In the decisions on investment in addition to the ethical dimension there is also willingness to make ‘socially responsible investments’. This latter one can be assessed by ‘ethical investment’. ’Ethical investment’ is the possession of such portfolio with which we can surely reduce ‘bad’ things such as environment pollution and support ‘good’ cases (Winnett& Lewis, 2000). Empirical researches prove that ‘ethical investors’ put their money in such businesses that are identified with ethically acceptable forms of behaviour even if the expected gains are lower than that of the competitors (Webley et al., 2001). Such investors assess ethical issues in addition to the expected risks and profit when they make a decision on investment. Taking environmental and social responsibility is prioritised of the other considerations.

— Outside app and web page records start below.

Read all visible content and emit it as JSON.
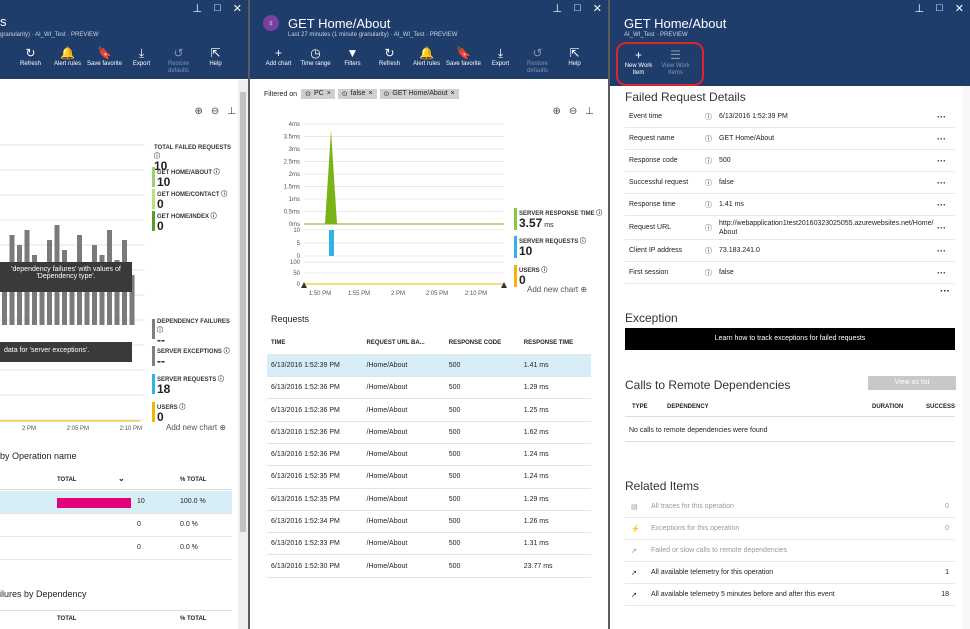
{
  "blade1": {
    "title": "s",
    "subtitle": "granularity) · AI_WI_Test · PREVIEW",
    "toolbar": [
      {
        "label": "Refresh",
        "icon": "↻"
      },
      {
        "label": "Alert rules",
        "icon": "🔔"
      },
      {
        "label": "Save favorite",
        "icon": "🔖"
      },
      {
        "label": "Export",
        "icon": "⤓"
      },
      {
        "label": "Restore defaults",
        "icon": "↺"
      },
      {
        "label": "Help",
        "icon": "⇱"
      }
    ],
    "metrics": [
      {
        "label": "TOTAL FAILED REQUESTS",
        "value": "10",
        "color": ""
      },
      {
        "label": "GET HOME/ABOUT",
        "value": "10",
        "color": "#9bd16a"
      },
      {
        "label": "GET HOME/CONTACT",
        "value": "0",
        "color": "#b8e07d"
      },
      {
        "label": "GET HOME/INDEX",
        "value": "0",
        "color": "#5b9b2a"
      },
      {
        "label": "DEPENDENCY FAILURES",
        "value": "--",
        "color": "#7f7f7f"
      },
      {
        "label": "SERVER EXCEPTIONS",
        "value": "--",
        "color": "#7f7f7f"
      },
      {
        "label": "SERVER REQUESTS",
        "value": "18",
        "color": "#2fb3e8"
      },
      {
        "label": "USERS",
        "value": "0",
        "color": "#f2b800"
      }
    ],
    "tooltip1": "'dependency failures' with values of 'Dependency type'.",
    "tooltip2": "data for 'server exceptions'.",
    "xticks": [
      "2 PM",
      "2:05 PM",
      "2:10 PM"
    ],
    "add_chart": "Add new chart",
    "grid1_title": "by Operation name",
    "grid1_headers": [
      "TOTAL",
      "% TOTAL"
    ],
    "grid1_rows": [
      {
        "total": "10",
        "pct": "100.0 %",
        "bar": 1.0
      },
      {
        "total": "0",
        "pct": "0.0 %",
        "bar": 0
      },
      {
        "total": "0",
        "pct": "0.0 %",
        "bar": 0
      }
    ],
    "grid2_title": "ilures by Dependency",
    "grid2_headers": [
      "TOTAL",
      "% TOTAL"
    ]
  },
  "blade2": {
    "title": "GET Home/About",
    "subtitle": "Last 27 minutes (1 minute granularity) · AI_WI_Test · PREVIEW",
    "toolbar": [
      {
        "label": "Add chart",
        "icon": "+"
      },
      {
        "label": "Time range",
        "icon": "◷"
      },
      {
        "label": "Filters",
        "icon": "▼"
      },
      {
        "label": "Refresh",
        "icon": "↻"
      },
      {
        "label": "Alert rules",
        "icon": "🔔"
      },
      {
        "label": "Save favorite",
        "icon": "🔖"
      },
      {
        "label": "Export",
        "icon": "⤓"
      },
      {
        "label": "Restore defaults",
        "icon": "↺"
      },
      {
        "label": "Help",
        "icon": "⇱"
      }
    ],
    "filtered_on": "Filtered on",
    "filters": [
      "PC",
      "false",
      "GET Home/About"
    ],
    "yticks": [
      "4ms",
      "3.5ms",
      "3ms",
      "2.5ms",
      "2ms",
      "1.5ms",
      "1ms",
      "0.5ms",
      "0ms"
    ],
    "y2ticks": [
      "10",
      "5",
      "0"
    ],
    "y3ticks": [
      "100",
      "50",
      "0"
    ],
    "xticks": [
      "1:50 PM",
      "1:55 PM",
      "2 PM",
      "2:05 PM",
      "2:10 PM"
    ],
    "metrics": [
      {
        "label": "SERVER RESPONSE TIME",
        "value": "3.57",
        "unit": "ms",
        "color": "#8cc63f"
      },
      {
        "label": "SERVER REQUESTS",
        "value": "10",
        "unit": "",
        "color": "#2fb3e8"
      },
      {
        "label": "USERS",
        "value": "0",
        "unit": "",
        "color": "#f2b800"
      }
    ],
    "add_chart": "Add new chart",
    "requests_title": "Requests",
    "headers": [
      "TIME",
      "REQUEST URL BA...",
      "RESPONSE CODE",
      "RESPONSE TIME"
    ],
    "rows": [
      [
        "6/13/2016 1:52:39 PM",
        "/Home/About",
        "500",
        "1.41 ms"
      ],
      [
        "6/13/2016 1:52:36 PM",
        "/Home/About",
        "500",
        "1.29 ms"
      ],
      [
        "6/13/2016 1:52:36 PM",
        "/Home/About",
        "500",
        "1.25 ms"
      ],
      [
        "6/13/2016 1:52:36 PM",
        "/Home/About",
        "500",
        "1.62 ms"
      ],
      [
        "6/13/2016 1:52:36 PM",
        "/Home/About",
        "500",
        "1.24 ms"
      ],
      [
        "6/13/2016 1:52:35 PM",
        "/Home/About",
        "500",
        "1.24 ms"
      ],
      [
        "6/13/2016 1:52:35 PM",
        "/Home/About",
        "500",
        "1.29 ms"
      ],
      [
        "6/13/2016 1:52:34 PM",
        "/Home/About",
        "500",
        "1.26 ms"
      ],
      [
        "6/13/2016 1:52:33 PM",
        "/Home/About",
        "500",
        "1.31 ms"
      ],
      [
        "6/13/2016 1:52:30 PM",
        "/Home/About",
        "500",
        "23.77 ms"
      ]
    ]
  },
  "blade3": {
    "title": "GET Home/About",
    "subtitle": "AI_WI_Test · PREVIEW",
    "toolbar": [
      {
        "label": "New Work Item",
        "icon": "+"
      },
      {
        "label": "View Work Items",
        "icon": "☰"
      }
    ],
    "details_title": "Failed Request Details",
    "details": [
      {
        "label": "Event time",
        "value": "6/13/2016 1:52:39 PM"
      },
      {
        "label": "Request name",
        "value": "GET Home/About"
      },
      {
        "label": "Response code",
        "value": "500"
      },
      {
        "label": "Successful request",
        "value": "false"
      },
      {
        "label": "Response time",
        "value": "1.41 ms"
      },
      {
        "label": "Request URL",
        "value": "http://webapplication1test20160323025055.azurewebsites.net/Home/About"
      },
      {
        "label": "Client IP address",
        "value": "73.183.241.0"
      },
      {
        "label": "First session",
        "value": "false"
      }
    ],
    "exception_title": "Exception",
    "exception_button": "Learn how to track exceptions for failed requests",
    "deps_title": "Calls to Remote Dependencies",
    "view_as_list": "View as list",
    "deps_headers": [
      "TYPE",
      "DEPENDENCY",
      "DURATION",
      "SUCCESS"
    ],
    "deps_empty": "No calls to remote dependencies were found",
    "related_title": "Related Items",
    "related": [
      {
        "label": "All traces for this operation",
        "count": "0",
        "enabled": false,
        "icon": "▤"
      },
      {
        "label": "Exceptions for this operation",
        "count": "0",
        "enabled": false,
        "icon": "⚡"
      },
      {
        "label": "Failed or slow calls to remote dependencies",
        "count": "",
        "enabled": false,
        "icon": "↗"
      },
      {
        "label": "All available telemetry for this operation",
        "count": "1",
        "enabled": true,
        "icon": "↗"
      },
      {
        "label": "All available telemetry 5 minutes before and after this event",
        "count": "18",
        "enabled": true,
        "icon": "↗"
      }
    ]
  },
  "window_controls": {
    "pin": "📌",
    "maximize": "□",
    "close": "✕"
  }
}
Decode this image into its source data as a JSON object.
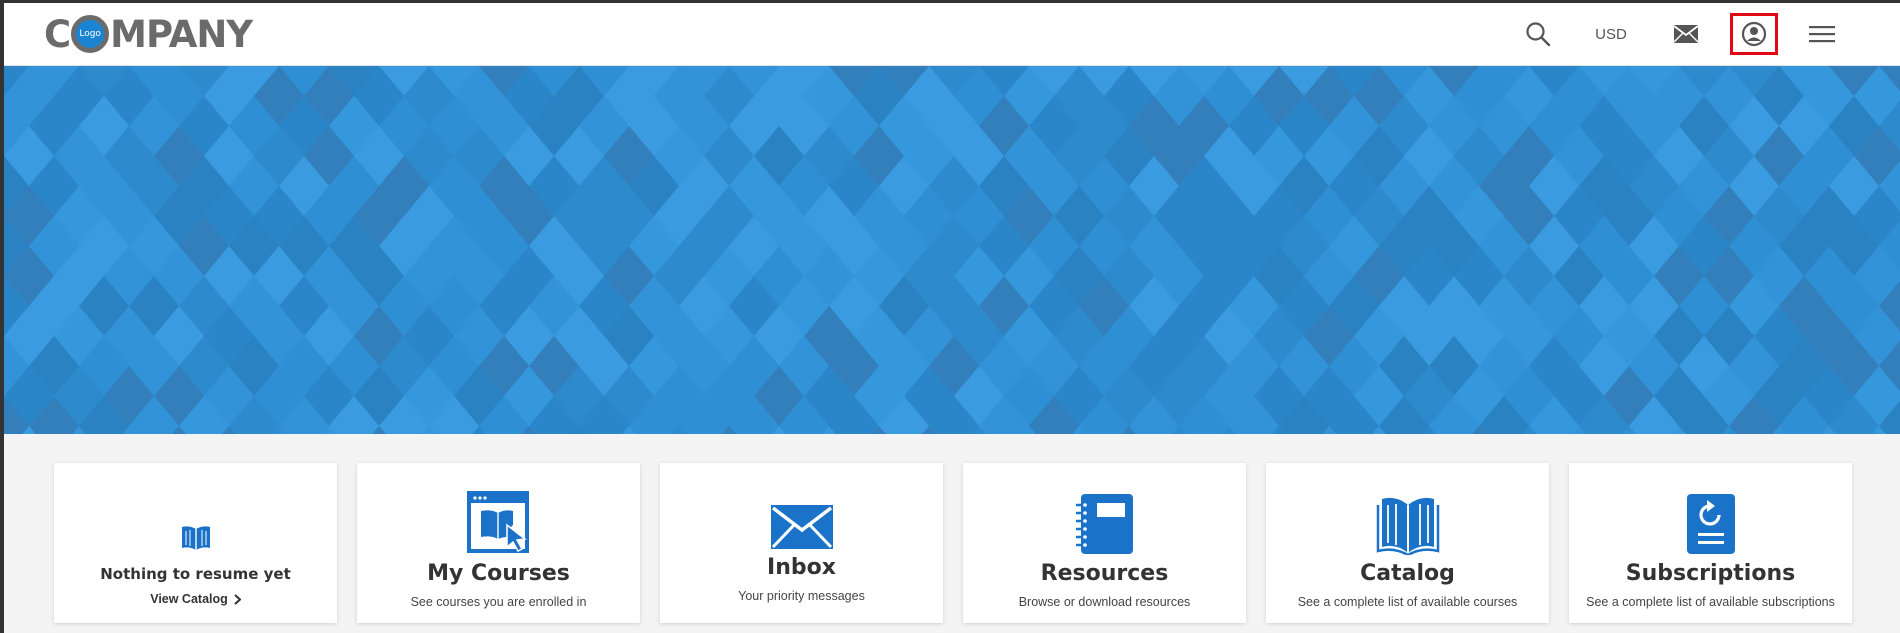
{
  "header": {
    "logo": {
      "text_before": "C",
      "badge": "Logo",
      "text_after": "MPANY"
    },
    "nav": {
      "search_icon": "search-icon",
      "currency": "USD",
      "mail_icon": "mail-icon",
      "account_icon": "user-circle-icon",
      "menu_icon": "hamburger-menu-icon"
    },
    "highlight_color": "#e30613"
  },
  "banner": {
    "base_color": "#2f8fd4",
    "pattern": "diamond-mosaic"
  },
  "cards": [
    {
      "id": "resume",
      "icon": "book-icon",
      "title": "Nothing to resume yet",
      "link": "View Catalog",
      "link_icon": "chevron-right-icon"
    },
    {
      "id": "my-courses",
      "icon": "course-window-cursor-icon",
      "title": "My Courses",
      "subtitle": "See courses you are enrolled in"
    },
    {
      "id": "inbox",
      "icon": "envelope-icon",
      "title": "Inbox",
      "subtitle": "Your priority messages"
    },
    {
      "id": "resources",
      "icon": "notebook-icon",
      "title": "Resources",
      "subtitle": "Browse or download resources"
    },
    {
      "id": "catalog",
      "icon": "open-book-icon",
      "title": "Catalog",
      "subtitle": "See a complete list of available courses"
    },
    {
      "id": "subscriptions",
      "icon": "refresh-list-icon",
      "title": "Subscriptions",
      "subtitle": "See a complete list of available subscriptions"
    }
  ],
  "colors": {
    "accent": "#1a73c8",
    "title_text": "#333333",
    "header_bg": "#ffffff"
  }
}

A Swiss representative examination of huge sample (N=1569) (Keller & Siegrist, 2006) wanted to find out how risk taking, stock exchange attitude (e.g. negative ethical attitude) and attitude to money (performance, power, obsession, budget-consciousness) ethical considerations and certain demographic factor influence investments on the stock exchange.
According to the results the amount of income, risk taking and the negative ethical attitude towards the stock exchange are good predictors to decide whether someone would go to the stock exchange or not. (The extent of risk taking was the best indicator!) The negative ethical attitude to the stock exchange negatively influences the willingness to invest on the stock exchange but it is not significant. The people who did not invest on the stock exchange would rather consider it unethical. (They think that this money is earned without work/efforts and in this way it is a non-ethical source). The ‘obsession’ oriented attitude to money can positively influence investing on the stock exchange. The amount of income will only go together with taking risks on the stock exchange significantly in the case of men.